Return every record exactly as it appears. Leave nothing out.
Exercise material START
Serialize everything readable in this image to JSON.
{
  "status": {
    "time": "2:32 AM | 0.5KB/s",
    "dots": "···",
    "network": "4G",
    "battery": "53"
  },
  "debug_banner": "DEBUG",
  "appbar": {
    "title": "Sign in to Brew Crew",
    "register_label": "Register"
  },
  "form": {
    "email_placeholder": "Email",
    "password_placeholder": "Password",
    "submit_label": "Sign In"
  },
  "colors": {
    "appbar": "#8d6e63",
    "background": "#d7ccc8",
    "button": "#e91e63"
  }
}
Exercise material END
• Result:
Serialize everything readable in this image to JSON.
{
  "status": {
    "time": "2:32 AM | 0.5KB/s",
    "dots": "···",
    "network": "4G",
    "battery": "53"
  },
  "debug_banner": "DEBUG",
  "appbar": {
    "title": "Sign in to Brew Crew",
    "register_label": "Register"
  },
  "form": {
    "email_placeholder": "Email",
    "password_placeholder": "Password",
    "submit_label": "Sign In"
  },
  "colors": {
    "appbar": "#8d6e63",
    "background": "#d7ccc8",
    "button": "#e91e63"
  }
}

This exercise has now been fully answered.